Top of Exercise materials

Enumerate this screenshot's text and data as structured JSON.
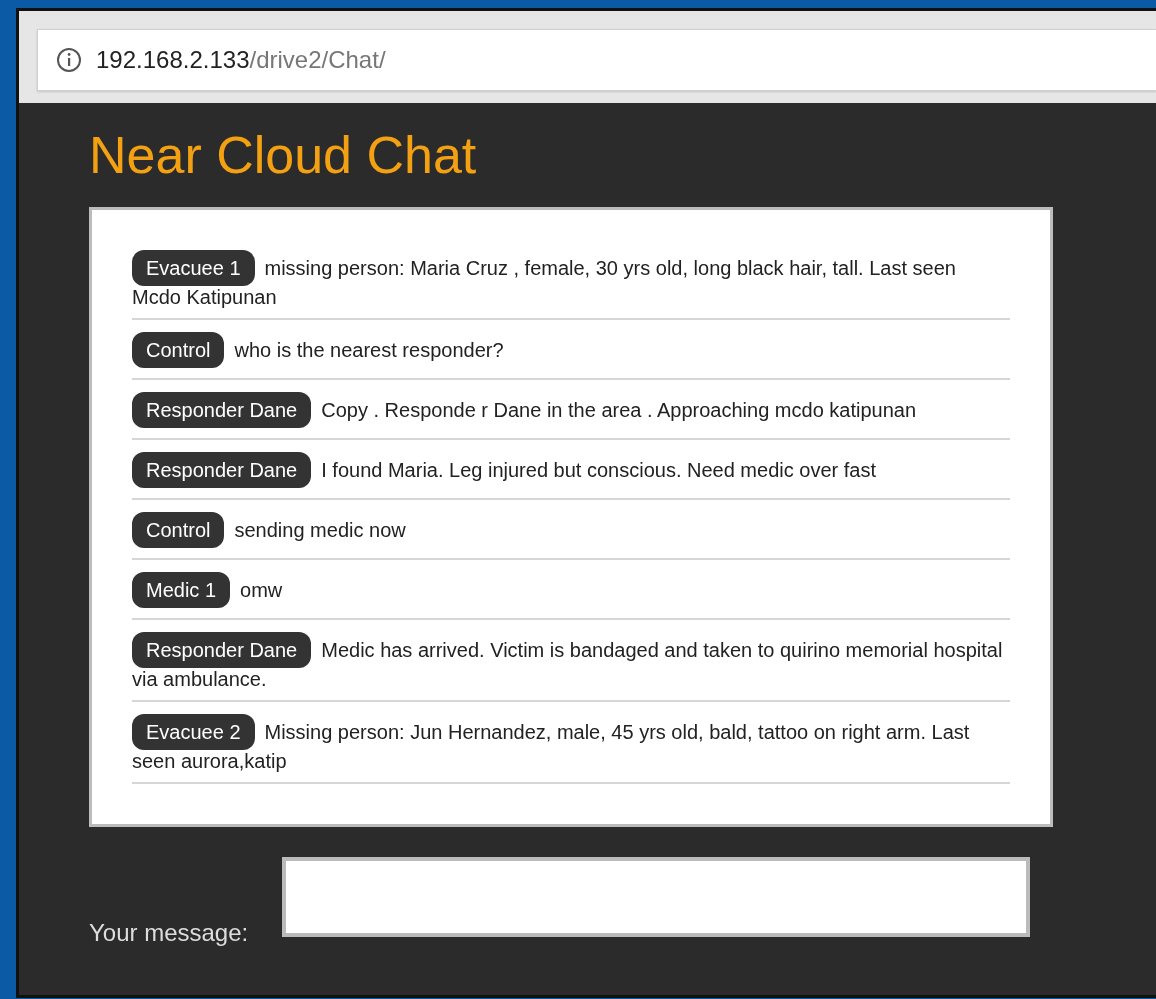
{
  "address_bar": {
    "host": "192.168.2.133",
    "path": "/drive2/Chat/"
  },
  "page": {
    "title": "Near Cloud Chat",
    "messages": [
      {
        "sender": "Evacuee 1",
        "text": "missing person: Maria Cruz , female, 30 yrs old, long black hair, tall. Last seen Mcdo Katipunan"
      },
      {
        "sender": "Control",
        "text": "who is the nearest responder?"
      },
      {
        "sender": "Responder Dane",
        "text": "Copy . Responde r Dane in the area . Approaching mcdo katipunan"
      },
      {
        "sender": "Responder Dane",
        "text": "I found Maria. Leg injured but conscious. Need medic over fast"
      },
      {
        "sender": "Control",
        "text": "sending medic now"
      },
      {
        "sender": "Medic 1",
        "text": "omw"
      },
      {
        "sender": "Responder Dane",
        "text": "Medic has arrived. Victim is bandaged and taken to quirino memorial hospital via ambulance."
      },
      {
        "sender": "Evacuee 2",
        "text": "Missing person: Jun Hernandez, male, 45 yrs old, bald, tattoo on right arm. Last seen aurora,katip"
      }
    ],
    "message_label": "Your message:"
  }
}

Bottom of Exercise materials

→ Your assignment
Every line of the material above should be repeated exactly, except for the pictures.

→ Task result
Enumerate this screenshot's text and data as structured JSON.
{
  "address_bar": {
    "host": "192.168.2.133",
    "path": "/drive2/Chat/"
  },
  "page": {
    "title": "Near Cloud Chat",
    "messages": [
      {
        "sender": "Evacuee 1",
        "text": "missing person: Maria Cruz , female, 30 yrs old, long black hair, tall. Last seen Mcdo Katipunan"
      },
      {
        "sender": "Control",
        "text": "who is the nearest responder?"
      },
      {
        "sender": "Responder Dane",
        "text": "Copy . Responde r Dane in the area . Approaching mcdo katipunan"
      },
      {
        "sender": "Responder Dane",
        "text": "I found Maria. Leg injured but conscious. Need medic over fast"
      },
      {
        "sender": "Control",
        "text": "sending medic now"
      },
      {
        "sender": "Medic 1",
        "text": "omw"
      },
      {
        "sender": "Responder Dane",
        "text": "Medic has arrived. Victim is bandaged and taken to quirino memorial hospital via ambulance."
      },
      {
        "sender": "Evacuee 2",
        "text": "Missing person: Jun Hernandez, male, 45 yrs old, bald, tattoo on right arm. Last seen aurora,katip"
      }
    ],
    "message_label": "Your message:"
  }
}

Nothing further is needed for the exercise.